When I have looked at studies--some of them were listed here--what I tend to see is that there seems to be a mild benefit to drinking of about 1-2 drinks per day, with a rapidly increasing risk factor beyond that level. I also notice that the studies don't differentiate between drinking 1-2 drinks per day, and binging on the weekends. It's all averaged by the week.

(to be fair, nobody gets their PhD, tenure, or the big promotion by retaining the null hypothesis, so researchers tend to look for bigger effects because it's something they can prove and publish....but that pattern doesn't help us figure out the truth about truly "moderate" drinking, i.e. 1-2 drinks per day and no "binges" of 4 drinks or more)

Also of note is that about 4% of Americans (say 5% of drinkers or so) qualify as alcoholics or physically addicted, while over 35% of Americans are obese, per MIke Huckabee's book "Quit Digging your Grave with a Knife and Fork." So my overall take is that if one's enjoyment of wine, beer, or spirits is within bounds and helps one moderate food consumption, go ahead. I've noticed that people at wine tasting events are, to put it mildly, generally in far better shape than, say, the average person at a fundamental church.

(lovers of good wine have a great habit for avoiding obesity; they tend to taste their food before it goes into their stomachs)

Finally, one comment on "social" drinking; it can mean moderate alcohol use with friends, or it can refer to any level of drinking with other people. Generally--see above comment about the first casualty of alcoholism--heavy drinkers claim to be social drinkers until confronted on indisputable evidence, and generally they were drinking with friends. It was social in that way at least. So to say "well, they all said they were social drinkers" really doesn't narrow down their range of behaviors.

Aspiring to be a stick in the mud.

From the AMA: Alcohol use — and misuse — is common in society and can carry health risks. Alcohol misuse can range from binge drinking and risky drinking to the actual disorder of alcoholism, all of which can potentially lead to health consequences.

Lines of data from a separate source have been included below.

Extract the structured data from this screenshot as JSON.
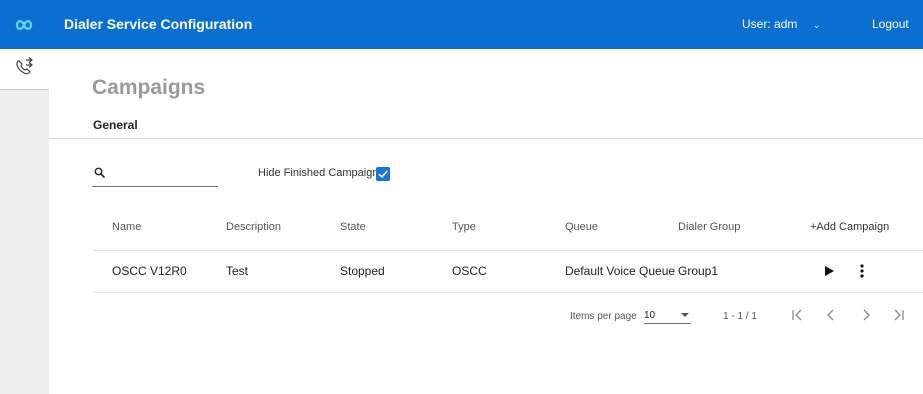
{
  "header": {
    "title": "Dialer Service Configuration",
    "user_label": "User:",
    "user_name": "adm",
    "logout_label": "Logout"
  },
  "page": {
    "title": "Campaigns",
    "tab_general": "General"
  },
  "filters": {
    "search_value": "",
    "hide_finished_label": "Hide Finished Campaigns",
    "hide_finished_checked": true
  },
  "table": {
    "columns": [
      "Name",
      "Description",
      "State",
      "Type",
      "Queue",
      "Dialer Group"
    ],
    "add_campaign_label": "+Add Campaign",
    "rows": [
      {
        "name": "OSCC V12R0",
        "description": "Test",
        "state": "Stopped",
        "type": "OSCC",
        "queue": "Default Voice Queue",
        "dialer_group": "Group1"
      }
    ]
  },
  "pagination": {
    "items_per_page_label": "Items per page",
    "items_per_page_value": "10",
    "range_label": "1 - 1 / 1"
  },
  "colors": {
    "header_bg": "#0a6fd0",
    "accent": "#1a73d6",
    "rail_bg": "#efefef"
  }
}
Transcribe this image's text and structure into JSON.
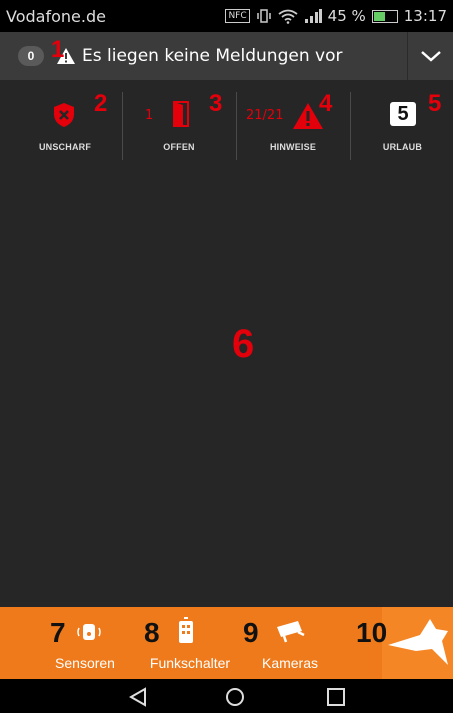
{
  "status_bar": {
    "carrier": "Vodafone.de",
    "battery": "45 %",
    "time": "13:17",
    "nfc": "NFC"
  },
  "message_bar": {
    "count": "0",
    "text": "Es liegen keine Meldungen vor"
  },
  "status_items": {
    "unscharf": {
      "label": "UNSCHARF"
    },
    "offen": {
      "label": "OFFEN",
      "count": "1"
    },
    "hinweise": {
      "label": "HINWEISE",
      "count": "21/21"
    },
    "urlaub": {
      "label": "URLAUB",
      "value": "5"
    }
  },
  "bottom_bar": {
    "sensoren": {
      "label": "Sensoren"
    },
    "funkschalter": {
      "label": "Funkschalter"
    },
    "kameras": {
      "label": "Kameras"
    }
  },
  "annotations": [
    "1",
    "2",
    "3",
    "4",
    "5",
    "6",
    "7",
    "8",
    "9",
    "10"
  ],
  "colors": {
    "accent_orange": "#ee7a1b",
    "alert_red": "#e3000b",
    "background": "#262626"
  }
}
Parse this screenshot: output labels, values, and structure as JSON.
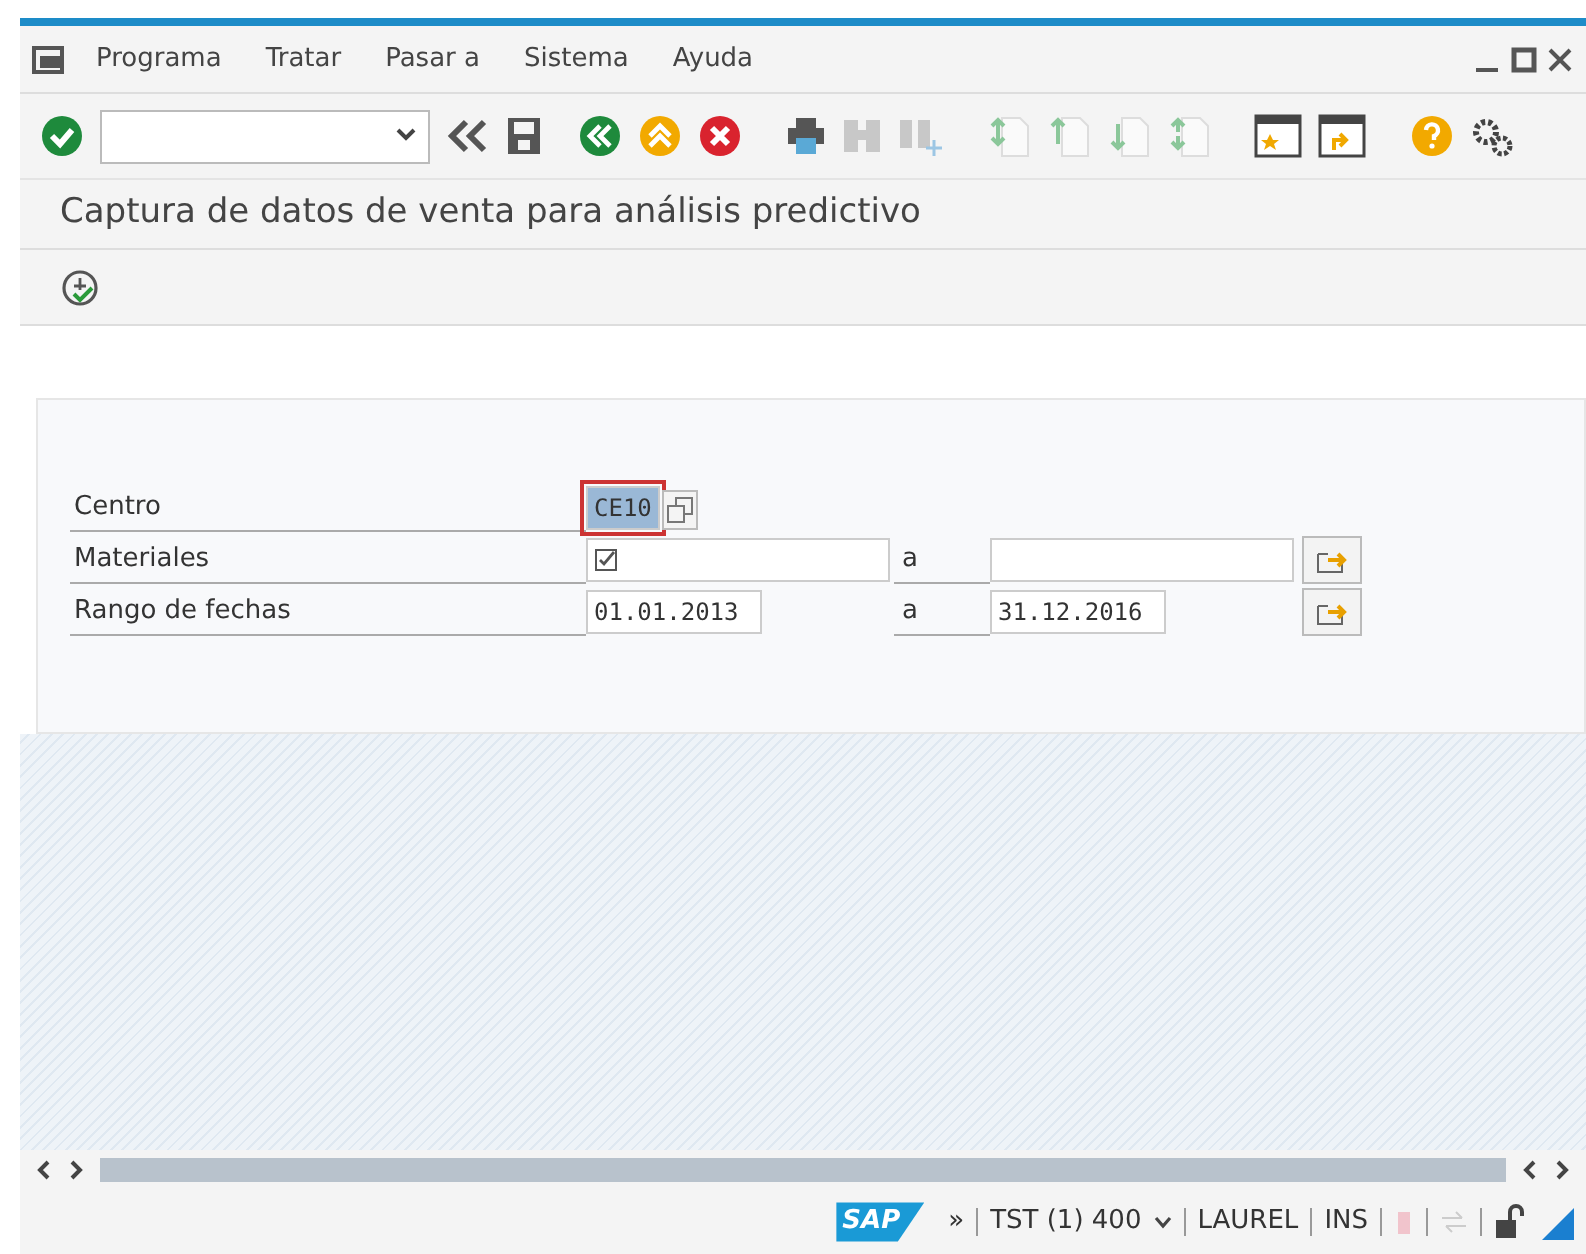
{
  "menu": [
    {
      "label": "Programa"
    },
    {
      "label": "Tratar"
    },
    {
      "label": "Pasar a"
    },
    {
      "label": "Sistema"
    },
    {
      "label": "Ayuda"
    }
  ],
  "title": "Captura de datos de venta para análisis predictivo",
  "fields": [
    {
      "kind": "single",
      "label": "Centro",
      "value": "CE10",
      "focused": true
    },
    {
      "kind": "range",
      "label": "Materiales",
      "checkmark": true,
      "to_label": "a"
    },
    {
      "kind": "range",
      "label": "Rango de fechas",
      "value": "01.01.2013",
      "to_label": "a",
      "to_value": "31.12.2016"
    }
  ],
  "status_bar": {
    "expand": "»",
    "system": "TST (1) 400",
    "user": "LAUREL",
    "mode": "INS"
  },
  "logo": "SAP"
}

For example, alcohol use is the fourth leading preventable cause of death in the U.S.

From the CDC: More than half of adults in the United States drink alcohol. Alcohol use increases the risk of cancers of the female breast, liver, colon, rectum, mouth, pharynx, larynx, and esophagus.....Alcohol is a carcinogen (something that can cause cancer). Regardless of drink type (beer, wine, or liquor), the risk of cancer increases with the number of drinks consumed, and even one drink a day increases the risk of developing cancers of the female breast, mouth, and esophagus. Reducing alcohol use may reduce the risk of cancer.

Again from that bastion of conservative thought, the CDC:

What Are the Guidelines for Alcohol Use?
According to the Dietary Guidelines for Americans,—

To reduce the risk of alcohol-related harms, adults of legal drinking age can choose not to drink, or to drink in moderation by limiting intake to two drinks or less in a day for men or one drink or less in a day for women, on days when alcohol is consumed.
Don’t drink at all if you are younger than age 21, pregnant or may be pregnant, have health problems that could be made worse by drinking, or are engaging in activities for which alcohol is dangerous (like driving).
The Guidelines also do not recommend that you start drinking for any reason. Even moderate intake is associated with increased risks, including some cancers.